= Problem requirements =
The answer should consist of each line below that contains the word "Silvio".

[Items from an interface collection]
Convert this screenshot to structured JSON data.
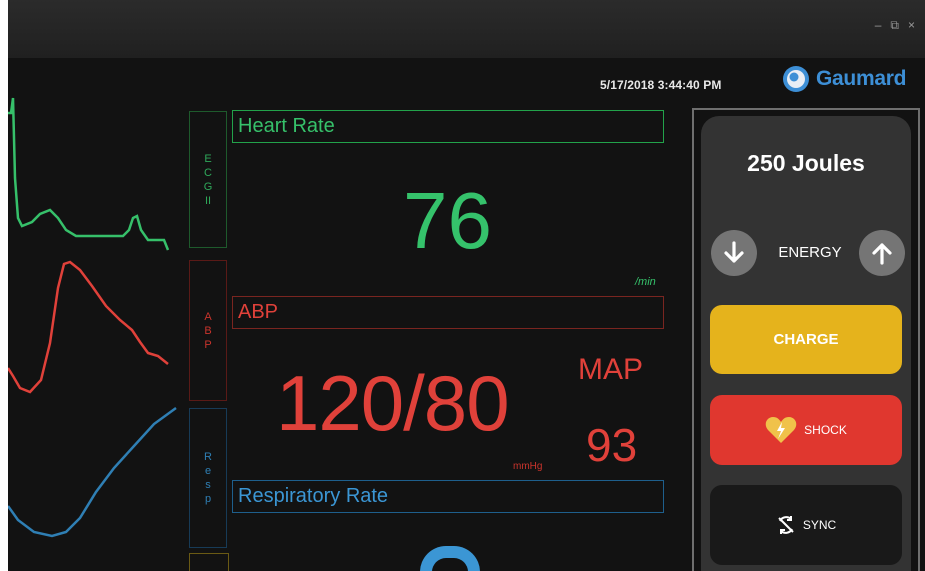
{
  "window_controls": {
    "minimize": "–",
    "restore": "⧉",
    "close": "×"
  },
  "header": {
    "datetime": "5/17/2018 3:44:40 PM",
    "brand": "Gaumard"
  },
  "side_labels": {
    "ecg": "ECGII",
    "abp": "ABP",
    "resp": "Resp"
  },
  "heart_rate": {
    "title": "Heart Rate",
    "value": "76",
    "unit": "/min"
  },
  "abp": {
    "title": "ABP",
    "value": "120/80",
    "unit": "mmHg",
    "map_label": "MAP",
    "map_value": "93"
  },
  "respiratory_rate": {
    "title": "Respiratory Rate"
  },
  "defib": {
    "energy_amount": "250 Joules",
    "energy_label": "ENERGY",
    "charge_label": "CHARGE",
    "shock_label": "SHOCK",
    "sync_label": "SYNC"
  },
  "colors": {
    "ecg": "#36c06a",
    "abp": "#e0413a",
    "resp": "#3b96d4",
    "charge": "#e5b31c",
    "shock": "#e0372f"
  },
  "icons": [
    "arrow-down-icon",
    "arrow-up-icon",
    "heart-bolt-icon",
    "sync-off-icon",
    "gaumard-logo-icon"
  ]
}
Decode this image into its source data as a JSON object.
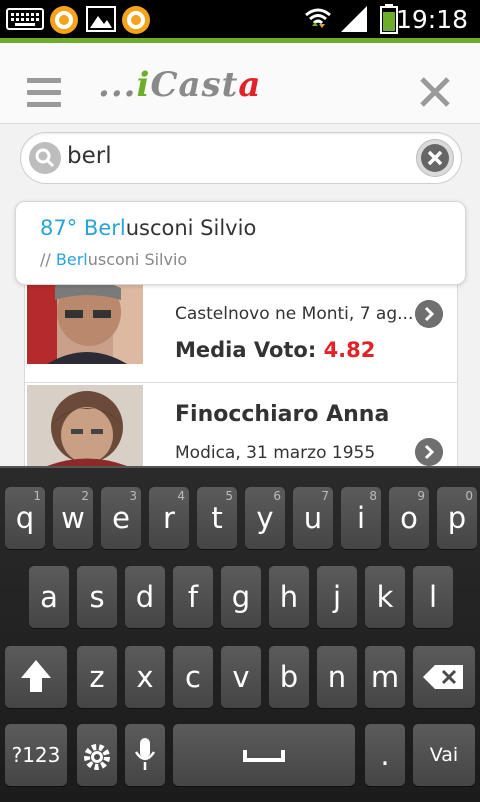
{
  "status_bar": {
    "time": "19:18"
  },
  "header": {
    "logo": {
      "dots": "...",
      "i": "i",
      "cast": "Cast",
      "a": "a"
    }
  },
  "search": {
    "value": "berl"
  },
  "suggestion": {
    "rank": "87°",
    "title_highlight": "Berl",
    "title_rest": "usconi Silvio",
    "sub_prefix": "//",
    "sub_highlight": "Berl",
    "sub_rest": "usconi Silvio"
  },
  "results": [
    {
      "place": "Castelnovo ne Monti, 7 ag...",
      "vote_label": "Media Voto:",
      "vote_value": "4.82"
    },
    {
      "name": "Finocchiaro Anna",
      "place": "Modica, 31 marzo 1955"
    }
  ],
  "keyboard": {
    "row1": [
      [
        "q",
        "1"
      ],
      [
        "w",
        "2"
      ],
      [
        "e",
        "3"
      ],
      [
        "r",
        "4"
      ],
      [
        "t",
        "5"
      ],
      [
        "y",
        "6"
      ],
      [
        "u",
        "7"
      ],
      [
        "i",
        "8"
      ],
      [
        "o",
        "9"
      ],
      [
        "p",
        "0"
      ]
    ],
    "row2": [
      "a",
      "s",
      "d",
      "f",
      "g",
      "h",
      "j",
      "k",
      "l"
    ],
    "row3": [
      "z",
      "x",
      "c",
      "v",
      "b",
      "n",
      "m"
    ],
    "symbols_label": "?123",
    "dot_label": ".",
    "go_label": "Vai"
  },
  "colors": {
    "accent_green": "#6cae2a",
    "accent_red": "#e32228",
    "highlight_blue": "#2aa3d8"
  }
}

= Result =
    "title_rest": "usconi Silvio",
    "sub_rest": "usconi Silvio"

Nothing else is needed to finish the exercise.